I’ve been back a ton of times and the people have been incredible to me. If they weren’t so positive I probably wouldn’t be able to write the book.
SI: What about the response from readers?
PRICE: I got an incredible response from readers. People responded in a way that I’d hoped. They saw in it what I saw in it, which is the value in writing this. I kind of feared people would say, ‘”Who cares?” but they didn’t.
SI: You’re now working on a book about Aliquippa. Was there a lot more to say about the town and the people?
PRICE: I would not write it if I felt I had told the story in full. It was one of the few stories I’ve ever told for SI where when I finished it I knew I had so much more that had to leave in my notebook. In many ways the book goes far deeper into it and I learned a lot more about Aliquippa.
SI: The headline of the story is “The Heart Of Football Beats In Aliquippa.” What did you make of that?
PRICE: I thought it was strange. In fact that was one of the main objections to the story. From one teacher in Aliquippa -- a very bright guy – he said, “I don’t understand the headline. What did it have to do with the story?” To tell you the truth I rarely look at the headline because I’m so emotionally wrapped up that I can’t really read any of it clearly and the headline is the least of my concerns.
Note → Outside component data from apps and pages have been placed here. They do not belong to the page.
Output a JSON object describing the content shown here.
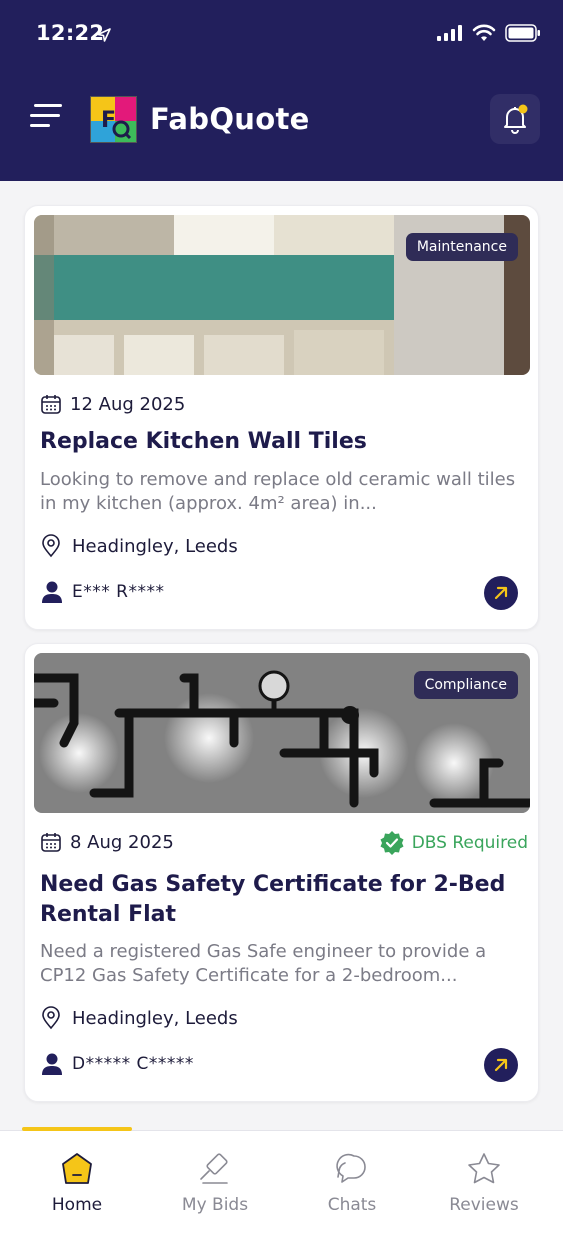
{
  "status_bar": {
    "time": "12:22"
  },
  "header": {
    "brand": "FabQuote"
  },
  "jobs": [
    {
      "tag": "Maintenance",
      "date": "12 Aug 2025",
      "title": "Replace Kitchen Wall Tiles",
      "description": "Looking to remove and replace old ceramic wall tiles in my kitchen (approx. 4m² area) in...",
      "location": "Headingley, Leeds",
      "user": "E*** R****"
    },
    {
      "tag": "Compliance",
      "date": "8 Aug 2025",
      "badge": "DBS Required",
      "title": "Need Gas Safety Certificate for 2-Bed Rental Flat",
      "description": "Need a registered Gas Safe engineer to provide a CP12 Gas Safety Certificate for a 2-bedroom...",
      "location": "Headingley, Leeds",
      "user": "D***** C*****"
    }
  ],
  "nav": {
    "items": [
      {
        "label": "Home",
        "icon": "home-icon",
        "active": true
      },
      {
        "label": "My Bids",
        "icon": "gavel-icon"
      },
      {
        "label": "Chats",
        "icon": "chat-icon"
      },
      {
        "label": "Reviews",
        "icon": "star-icon"
      }
    ]
  },
  "colors": {
    "primary": "#221f5c",
    "accent": "#f5c518",
    "success": "#3aa55c"
  }
}
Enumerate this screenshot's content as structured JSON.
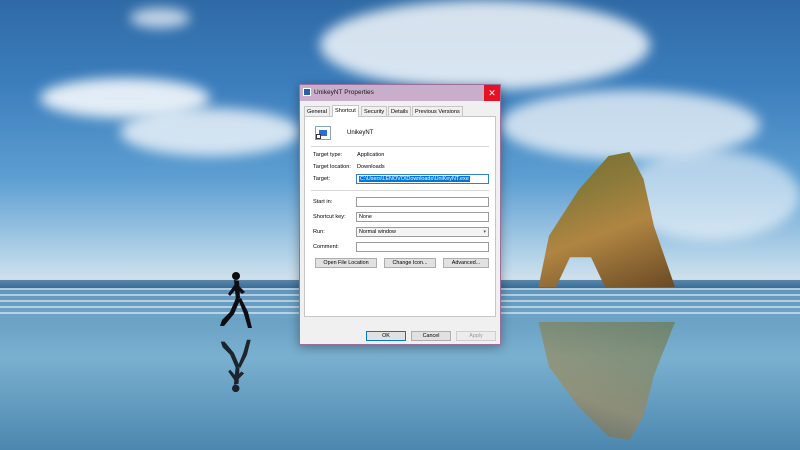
{
  "dialog": {
    "title": "UnikeyNT Properties",
    "close_glyph": "✕",
    "tabs": [
      {
        "label": "General"
      },
      {
        "label": "Shortcut"
      },
      {
        "label": "Security"
      },
      {
        "label": "Details"
      },
      {
        "label": "Previous Versions"
      }
    ],
    "active_tab": "Shortcut",
    "app_name": "UnikeyNT",
    "fields": {
      "target_type_label": "Target type:",
      "target_type_value": "Application",
      "target_location_label": "Target location:",
      "target_location_value": "Downloads",
      "target_label": "Target:",
      "target_value": "C:\\Users\\LENOVO\\Downloads\\UniKeyNT.exe",
      "start_in_label": "Start in:",
      "start_in_value": "",
      "shortcut_key_label": "Shortcut key:",
      "shortcut_key_value": "None",
      "run_label": "Run:",
      "run_value": "Normal window",
      "comment_label": "Comment:",
      "comment_value": ""
    },
    "buttons": {
      "open_file_location": "Open File Location",
      "change_icon": "Change Icon...",
      "advanced": "Advanced...",
      "ok": "OK",
      "cancel": "Cancel",
      "apply": "Apply"
    },
    "icons": {
      "title_icon": "shortcut-app-icon",
      "app_icon": "shortcut-app-icon",
      "run_dropdown": "chevron-down-icon"
    },
    "colors": {
      "titlebar": "#c8aecb",
      "close": "#e81123",
      "selection": "#0078d7"
    }
  }
}
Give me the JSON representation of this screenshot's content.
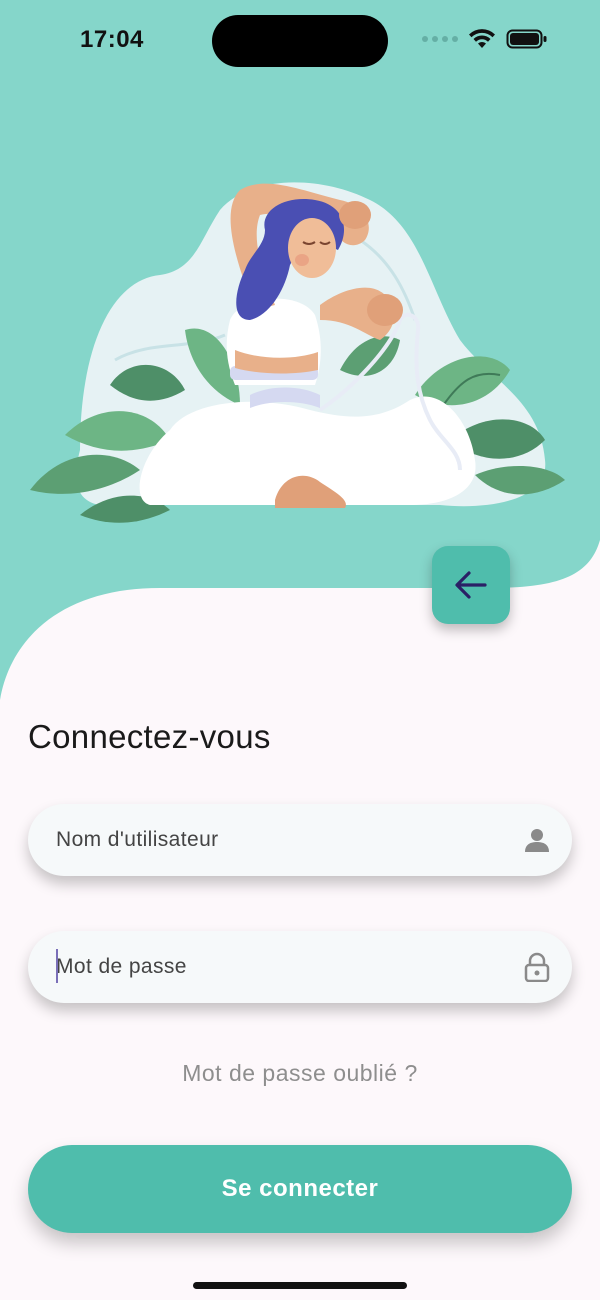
{
  "status_bar": {
    "time": "17:04"
  },
  "colors": {
    "header_teal": "#85d6ca",
    "accent_teal": "#4fbdac",
    "back_arrow": "#2a2066",
    "page_background": "#fdf8fb"
  },
  "header": {
    "back_icon": "arrow-left-icon"
  },
  "login": {
    "title": "Connectez-vous",
    "username_placeholder": "Nom d'utilisateur",
    "username_icon": "person-icon",
    "password_placeholder": "Mot de passe",
    "password_icon": "lock-icon",
    "forgot_password": "Mot de passe oublié ?",
    "submit_label": "Se connecter"
  }
}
But I get it somewhat and yet I also don’t understand it and I’m mystified by the headline. When the guy asked me I said, “I don’t know what to tell you. It’s a really unusual headline.”
SI: Did you ever get an explanation?
SI: What have you taken away from the experience of Aliquippa?
PRICE: I rarely if ever have been in a place or been on a story where people were so unremittingly honest and lacking in bulls---. It was just like: This is who we are, this is what’s happened to us, this is how we’re getting by, this is how we’re getting through it. The hard times carved away the media BS. The quality of people I met there were astonishing. It’s got its share of bad actors but I just found myself really impressed. Whatever that honesty is I think that’s part of the quality that makes the story special.